Meyers High school nurse Karen Kwak has always known she wanted to help others.
But if it were not for the encouragement of friends at Wilkes University (then Wilkes College), Kwak might have never become a nurse.
Kwak, 56, began her college career in 1979 with her future “wide open.”
”I originally thought that I wanted to work with autistic children,” she said. “But then I saw other students who were going for nursing, and I made a decision for follow that path.”
Kwak, who went on to get both her bachelor’s and master’s degree from Wilkes started out as at labor and delivery nurse and “loved it.”
But in 2004, when Kwak was offered the opportunity to become a school nurse, working at St. Nicholas-St. Mary’s and Dodson elementary schools, she jumped at the chance.
“My youngest daughter was at St. Nick’s, and I envisioned spending eight years in the same spot with her,” she said.
In a twist of fate, before she was to report for her first day, the district changed its plan.
“I was told to report to Meyers,” she said. “So my plans didn’t quite work out the way that I thought.”
But, right from the start, Kwak’s particular skill set dovetailed perfectly with her new job.
“Those first years, there were a lot of pregnant girls at the school,” she said. “My experience in labor and delivery just drew me to them. I like to think I made a difference.”
Kwak continues to make a difference in the lives of students.
In addition to assisting students with health care problems – that range from chronic conditions such as asthma and diabetes to very minor ones such as cuts and bruises – Kwak provides a listening ear.

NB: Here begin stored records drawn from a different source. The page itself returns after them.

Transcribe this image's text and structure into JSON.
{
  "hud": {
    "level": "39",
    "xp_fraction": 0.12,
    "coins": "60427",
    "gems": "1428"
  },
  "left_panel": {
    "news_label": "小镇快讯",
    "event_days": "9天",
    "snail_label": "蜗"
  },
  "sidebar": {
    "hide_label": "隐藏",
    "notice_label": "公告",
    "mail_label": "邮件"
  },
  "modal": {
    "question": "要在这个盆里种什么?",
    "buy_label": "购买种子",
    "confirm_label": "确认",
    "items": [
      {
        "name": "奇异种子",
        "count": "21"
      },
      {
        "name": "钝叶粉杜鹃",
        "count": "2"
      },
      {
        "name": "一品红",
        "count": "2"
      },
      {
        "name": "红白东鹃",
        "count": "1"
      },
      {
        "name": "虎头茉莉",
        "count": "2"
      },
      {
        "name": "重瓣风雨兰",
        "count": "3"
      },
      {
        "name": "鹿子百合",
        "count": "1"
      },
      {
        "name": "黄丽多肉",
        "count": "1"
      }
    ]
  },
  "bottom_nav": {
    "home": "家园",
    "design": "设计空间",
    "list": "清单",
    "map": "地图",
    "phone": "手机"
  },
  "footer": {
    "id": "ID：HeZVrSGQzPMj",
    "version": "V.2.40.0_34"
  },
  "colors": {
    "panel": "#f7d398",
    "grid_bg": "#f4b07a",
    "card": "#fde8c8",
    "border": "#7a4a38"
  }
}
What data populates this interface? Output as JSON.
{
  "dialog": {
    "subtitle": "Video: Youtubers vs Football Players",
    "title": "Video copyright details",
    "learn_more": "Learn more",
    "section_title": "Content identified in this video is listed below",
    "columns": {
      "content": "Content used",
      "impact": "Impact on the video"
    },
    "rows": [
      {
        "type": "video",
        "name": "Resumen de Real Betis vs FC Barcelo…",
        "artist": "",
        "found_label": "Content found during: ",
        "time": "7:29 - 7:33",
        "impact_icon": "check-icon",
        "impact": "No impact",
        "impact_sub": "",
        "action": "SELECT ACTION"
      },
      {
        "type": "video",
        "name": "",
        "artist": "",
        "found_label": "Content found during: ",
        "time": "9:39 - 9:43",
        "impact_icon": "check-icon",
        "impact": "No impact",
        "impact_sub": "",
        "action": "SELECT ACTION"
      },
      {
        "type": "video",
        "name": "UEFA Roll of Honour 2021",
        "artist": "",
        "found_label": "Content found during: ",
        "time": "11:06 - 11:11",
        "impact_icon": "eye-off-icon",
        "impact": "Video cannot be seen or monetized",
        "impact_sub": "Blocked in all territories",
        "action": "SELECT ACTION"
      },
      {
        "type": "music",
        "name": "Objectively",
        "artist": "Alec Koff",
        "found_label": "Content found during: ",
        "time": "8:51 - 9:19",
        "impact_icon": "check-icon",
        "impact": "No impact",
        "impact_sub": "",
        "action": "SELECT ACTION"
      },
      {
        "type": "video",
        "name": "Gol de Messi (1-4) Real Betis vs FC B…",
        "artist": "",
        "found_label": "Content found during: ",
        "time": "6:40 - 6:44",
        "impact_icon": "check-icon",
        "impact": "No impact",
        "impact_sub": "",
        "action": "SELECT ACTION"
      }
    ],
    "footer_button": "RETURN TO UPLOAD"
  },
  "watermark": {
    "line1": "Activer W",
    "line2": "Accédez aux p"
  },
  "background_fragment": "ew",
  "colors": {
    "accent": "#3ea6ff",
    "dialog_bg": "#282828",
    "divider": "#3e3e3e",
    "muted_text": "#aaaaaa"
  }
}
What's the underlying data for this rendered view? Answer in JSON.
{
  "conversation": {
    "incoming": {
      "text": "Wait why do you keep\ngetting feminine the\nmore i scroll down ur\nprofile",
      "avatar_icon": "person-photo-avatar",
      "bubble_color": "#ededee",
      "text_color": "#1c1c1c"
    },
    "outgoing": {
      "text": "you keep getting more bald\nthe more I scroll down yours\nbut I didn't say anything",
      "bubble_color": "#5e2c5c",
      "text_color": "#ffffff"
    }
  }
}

“Sometimes students don’t feel like they can talk to their mothers,” she said. “So I try to support them. Some students come to school with problems and baggage they need to resolve in order to learn.”
She said has also taken time to do things such as fill out applications for school or employment in a pinch for students who really just need to know someone cares.
And although Kwak loves her job as a nurse, she admits that it comes second to her primary job – wife and mother.
“I guess being a nurse helped me be a better mother and being a mother makes me a better nurse,” she said.
Kwak, who lives with her husband, attorney Karl Kwak, in Wyoming, enthusiastically talks about her three adult daughters and how her relationship with them is a top priority.
Kwak doesn’t seek out accolades, but she said she sometimes comes upon them by accident.
“A young lady who attended Meyers and was in the Women with Children program at Misericordia University was being interviewed,” she said. “And when they asked her how she found out about the program, who made it possible – she said her school nurse.”
Kwak doesn’t know what her future might hold, but she’s open to the possibilities.
“I’ve always wanted to teach and my Master’s is in nursing education,” she said. “so that might be part of my future.”